What you return must match the records exactly, line for line.

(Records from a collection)
★ ★ ★ ★ ★

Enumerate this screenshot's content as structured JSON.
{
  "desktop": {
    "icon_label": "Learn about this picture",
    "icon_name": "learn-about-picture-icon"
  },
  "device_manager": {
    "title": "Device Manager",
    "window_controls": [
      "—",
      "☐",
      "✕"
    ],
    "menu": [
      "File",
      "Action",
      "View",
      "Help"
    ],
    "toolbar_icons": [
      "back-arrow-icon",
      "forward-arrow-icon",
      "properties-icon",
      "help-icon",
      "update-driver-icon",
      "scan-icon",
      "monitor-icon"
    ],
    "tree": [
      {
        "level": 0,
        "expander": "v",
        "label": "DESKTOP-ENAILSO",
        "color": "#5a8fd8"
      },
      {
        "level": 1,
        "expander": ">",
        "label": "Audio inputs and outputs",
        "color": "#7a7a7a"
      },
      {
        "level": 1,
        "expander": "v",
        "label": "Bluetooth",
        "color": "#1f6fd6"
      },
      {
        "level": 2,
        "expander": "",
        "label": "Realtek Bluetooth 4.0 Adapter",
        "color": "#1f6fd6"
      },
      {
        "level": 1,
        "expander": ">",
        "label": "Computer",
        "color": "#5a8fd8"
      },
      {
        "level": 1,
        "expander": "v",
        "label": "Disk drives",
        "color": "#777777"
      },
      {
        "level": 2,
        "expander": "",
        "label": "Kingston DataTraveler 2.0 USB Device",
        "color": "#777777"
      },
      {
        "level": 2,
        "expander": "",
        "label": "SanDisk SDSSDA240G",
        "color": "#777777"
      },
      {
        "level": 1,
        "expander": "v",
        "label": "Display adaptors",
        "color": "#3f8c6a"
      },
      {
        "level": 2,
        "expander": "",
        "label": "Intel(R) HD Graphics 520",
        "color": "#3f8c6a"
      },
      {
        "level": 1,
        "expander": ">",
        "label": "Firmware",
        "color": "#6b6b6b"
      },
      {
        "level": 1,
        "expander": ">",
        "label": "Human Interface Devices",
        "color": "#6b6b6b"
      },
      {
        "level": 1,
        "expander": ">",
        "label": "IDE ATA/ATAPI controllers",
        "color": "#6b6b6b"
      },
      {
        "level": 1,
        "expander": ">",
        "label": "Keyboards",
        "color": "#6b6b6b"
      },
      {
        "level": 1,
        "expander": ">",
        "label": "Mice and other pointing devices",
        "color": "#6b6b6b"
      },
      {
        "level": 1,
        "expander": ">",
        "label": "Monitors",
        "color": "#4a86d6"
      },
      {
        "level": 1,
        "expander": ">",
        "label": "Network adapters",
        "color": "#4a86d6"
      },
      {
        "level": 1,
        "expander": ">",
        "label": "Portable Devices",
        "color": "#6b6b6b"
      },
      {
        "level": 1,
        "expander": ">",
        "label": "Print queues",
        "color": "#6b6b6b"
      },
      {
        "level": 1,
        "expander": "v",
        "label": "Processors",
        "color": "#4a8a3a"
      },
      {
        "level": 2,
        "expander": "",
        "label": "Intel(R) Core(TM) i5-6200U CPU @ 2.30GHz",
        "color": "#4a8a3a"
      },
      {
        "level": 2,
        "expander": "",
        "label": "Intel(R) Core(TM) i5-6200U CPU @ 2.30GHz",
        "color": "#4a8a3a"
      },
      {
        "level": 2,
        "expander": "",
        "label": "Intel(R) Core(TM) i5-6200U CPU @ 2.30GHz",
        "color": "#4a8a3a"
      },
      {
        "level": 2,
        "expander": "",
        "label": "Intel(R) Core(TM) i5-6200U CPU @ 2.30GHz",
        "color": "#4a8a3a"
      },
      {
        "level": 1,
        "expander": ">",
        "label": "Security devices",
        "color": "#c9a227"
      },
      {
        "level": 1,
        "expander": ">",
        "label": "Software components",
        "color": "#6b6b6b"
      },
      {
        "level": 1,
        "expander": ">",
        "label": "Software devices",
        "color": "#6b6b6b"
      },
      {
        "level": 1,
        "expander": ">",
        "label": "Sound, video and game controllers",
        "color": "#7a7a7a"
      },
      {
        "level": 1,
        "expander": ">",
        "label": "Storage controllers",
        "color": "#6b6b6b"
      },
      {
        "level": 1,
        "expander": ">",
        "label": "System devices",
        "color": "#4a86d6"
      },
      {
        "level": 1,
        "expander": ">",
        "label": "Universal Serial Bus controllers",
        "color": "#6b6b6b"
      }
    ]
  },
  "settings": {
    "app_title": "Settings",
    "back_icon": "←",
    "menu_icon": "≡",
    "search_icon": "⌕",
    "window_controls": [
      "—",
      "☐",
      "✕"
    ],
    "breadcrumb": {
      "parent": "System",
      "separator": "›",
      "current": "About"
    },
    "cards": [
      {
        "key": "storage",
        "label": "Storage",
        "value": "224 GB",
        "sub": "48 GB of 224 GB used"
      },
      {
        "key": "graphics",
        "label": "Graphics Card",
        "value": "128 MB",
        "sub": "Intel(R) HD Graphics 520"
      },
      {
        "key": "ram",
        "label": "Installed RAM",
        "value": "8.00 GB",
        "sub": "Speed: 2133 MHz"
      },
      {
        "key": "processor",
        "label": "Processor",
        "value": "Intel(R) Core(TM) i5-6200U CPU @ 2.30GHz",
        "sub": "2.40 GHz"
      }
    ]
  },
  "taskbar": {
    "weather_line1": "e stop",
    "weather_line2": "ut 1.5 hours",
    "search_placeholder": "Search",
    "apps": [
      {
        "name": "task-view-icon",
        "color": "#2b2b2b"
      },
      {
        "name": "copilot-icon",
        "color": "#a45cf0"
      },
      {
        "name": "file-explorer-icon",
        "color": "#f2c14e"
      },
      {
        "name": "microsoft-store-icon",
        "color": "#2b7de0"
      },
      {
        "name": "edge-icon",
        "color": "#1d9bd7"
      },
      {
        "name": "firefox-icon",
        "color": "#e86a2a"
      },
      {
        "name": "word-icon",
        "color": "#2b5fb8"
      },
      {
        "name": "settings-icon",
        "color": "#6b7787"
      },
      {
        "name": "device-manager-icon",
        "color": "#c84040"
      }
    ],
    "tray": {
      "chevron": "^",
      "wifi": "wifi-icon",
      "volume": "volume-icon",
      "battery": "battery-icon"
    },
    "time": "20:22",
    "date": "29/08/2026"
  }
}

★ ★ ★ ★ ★

▶ [WRITTEN RESPONSE]
Enumerate this screenshot's content as structured JSON.
{
  "desktop": {
    "icon_label": "Learn about this picture",
    "icon_name": "learn-about-picture-icon"
  },
  "device_manager": {
    "title": "Device Manager",
    "window_controls": [
      "—",
      "☐",
      "✕"
    ],
    "menu": [
      "File",
      "Action",
      "View",
      "Help"
    ],
    "toolbar_icons": [
      "back-arrow-icon",
      "forward-arrow-icon",
      "properties-icon",
      "help-icon",
      "update-driver-icon",
      "scan-icon",
      "monitor-icon"
    ],
    "tree": [
      {
        "level": 0,
        "expander": "v",
        "label": "DESKTOP-ENAILSO",
        "color": "#5a8fd8"
      },
      {
        "level": 1,
        "expander": ">",
        "label": "Audio inputs and outputs",
        "color": "#7a7a7a"
      },
      {
        "level": 1,
        "expander": "v",
        "label": "Bluetooth",
        "color": "#1f6fd6"
      },
      {
        "level": 2,
        "expander": "",
        "label": "Realtek Bluetooth 4.0 Adapter",
        "color": "#1f6fd6"
      },
      {
        "level": 1,
        "expander": ">",
        "label": "Computer",
        "color": "#5a8fd8"
      },
      {
        "level": 1,
        "expander": "v",
        "label": "Disk drives",
        "color": "#777777"
      },
      {
        "level": 2,
        "expander": "",
        "label": "Kingston DataTraveler 2.0 USB Device",
        "color": "#777777"
      },
      {
        "level": 2,
        "expander": "",
        "label": "SanDisk SDSSDA240G",
        "color": "#777777"
      },
      {
        "level": 1,
        "expander": "v",
        "label": "Display adaptors",
        "color": "#3f8c6a"
      },
      {
        "level": 2,
        "expander": "",
        "label": "Intel(R) HD Graphics 520",
        "color": "#3f8c6a"
      },
      {
        "level": 1,
        "expander": ">",
        "label": "Firmware",
        "color": "#6b6b6b"
      },
      {
        "level": 1,
        "expander": ">",
        "label": "Human Interface Devices",
        "color": "#6b6b6b"
      },
      {
        "level": 1,
        "expander": ">",
        "label": "IDE ATA/ATAPI controllers",
        "color": "#6b6b6b"
      },
      {
        "level": 1,
        "expander": ">",
        "label": "Keyboards",
        "color": "#6b6b6b"
      },
      {
        "level": 1,
        "expander": ">",
        "label": "Mice and other pointing devices",
        "color": "#6b6b6b"
      },
      {
        "level": 1,
        "expander": ">",
        "label": "Monitors",
        "color": "#4a86d6"
      },
      {
        "level": 1,
        "expander": ">",
        "label": "Network adapters",
        "color": "#4a86d6"
      },
      {
        "level": 1,
        "expander": ">",
        "label": "Portable Devices",
        "color": "#6b6b6b"
      },
      {
        "level": 1,
        "expander": ">",
        "label": "Print queues",
        "color": "#6b6b6b"
      },
      {
        "level": 1,
        "expander": "v",
        "label": "Processors",
        "color": "#4a8a3a"
      },
      {
        "level": 2,
        "expander": "",
        "label": "Intel(R) Core(TM) i5-6200U CPU @ 2.30GHz",
        "color": "#4a8a3a"
      },
      {
        "level": 2,
        "expander": "",
        "label": "Intel(R) Core(TM) i5-6200U CPU @ 2.30GHz",
        "color": "#4a8a3a"
      },
      {
        "level": 2,
        "expander": "",
        "label": "Intel(R) Core(TM) i5-6200U CPU @ 2.30GHz",
        "color": "#4a8a3a"
      },
      {
        "level": 2,
        "expander": "",
        "label": "Intel(R) Core(TM) i5-6200U CPU @ 2.30GHz",
        "color": "#4a8a3a"
      },
      {
        "level": 1,
        "expander": ">",
        "label": "Security devices",
        "color": "#c9a227"
      },
      {
        "level": 1,
        "expander": ">",
        "label": "Software components",
        "color": "#6b6b6b"
      },
      {
        "level": 1,
        "expander": ">",
        "label": "Software devices",
        "color": "#6b6b6b"
      },
      {
        "level": 1,
        "expander": ">",
        "label": "Sound, video and game controllers",
        "color": "#7a7a7a"
      },
      {
        "level": 1,
        "expander": ">",
        "label": "Storage controllers",
        "color": "#6b6b6b"
      },
      {
        "level": 1,
        "expander": ">",
        "label": "System devices",
        "color": "#4a86d6"
      },
      {
        "level": 1,
        "expander": ">",
        "label": "Universal Serial Bus controllers",
        "color": "#6b6b6b"
      }
    ]
  },
  "settings": {
    "app_title": "Settings",
    "back_icon": "←",
    "menu_icon": "≡",
    "search_icon": "⌕",
    "window_controls": [
      "—",
      "☐",
      "✕"
    ],
    "breadcrumb": {
      "parent": "System",
      "separator": "›",
      "current": "About"
    },
    "cards": [
      {
        "key": "storage",
        "label": "Storage",
        "value": "224 GB",
        "sub": "48 GB of 224 GB used"
      },
      {
        "key": "graphics",
        "label": "Graphics Card",
        "value": "128 MB",
        "sub": "Intel(R) HD Graphics 520"
      },
      {
        "key": "ram",
        "label": "Installed RAM",
        "value": "8.00 GB",
        "sub": "Speed: 2133 MHz"
      },
      {
        "key": "processor",
        "label": "Processor",
        "value": "Intel(R) Core(TM) i5-6200U CPU @ 2.30GHz",
        "sub": "2.40 GHz"
      }
    ]
  },
  "taskbar": {
    "weather_line1": "e stop",
    "weather_line2": "ut 1.5 hours",
    "search_placeholder": "Search",
    "apps": [
      {
        "name": "task-view-icon",
        "color": "#2b2b2b"
      },
      {
        "name": "copilot-icon",
        "color": "#a45cf0"
      },
      {
        "name": "file-explorer-icon",
        "color": "#f2c14e"
      },
      {
        "name": "microsoft-store-icon",
        "color": "#2b7de0"
      },
      {
        "name": "edge-icon",
        "color": "#1d9bd7"
      },
      {
        "name": "firefox-icon",
        "color": "#e86a2a"
      },
      {
        "name": "word-icon",
        "color": "#2b5fb8"
      },
      {
        "name": "settings-icon",
        "color": "#6b7787"
      },
      {
        "name": "device-manager-icon",
        "color": "#c84040"
      }
    ],
    "tray": {
      "chevron": "^",
      "wifi": "wifi-icon",
      "volume": "volume-icon",
      "battery": "battery-icon"
    },
    "time": "20:22",
    "date": "29/08/2026"
  }
}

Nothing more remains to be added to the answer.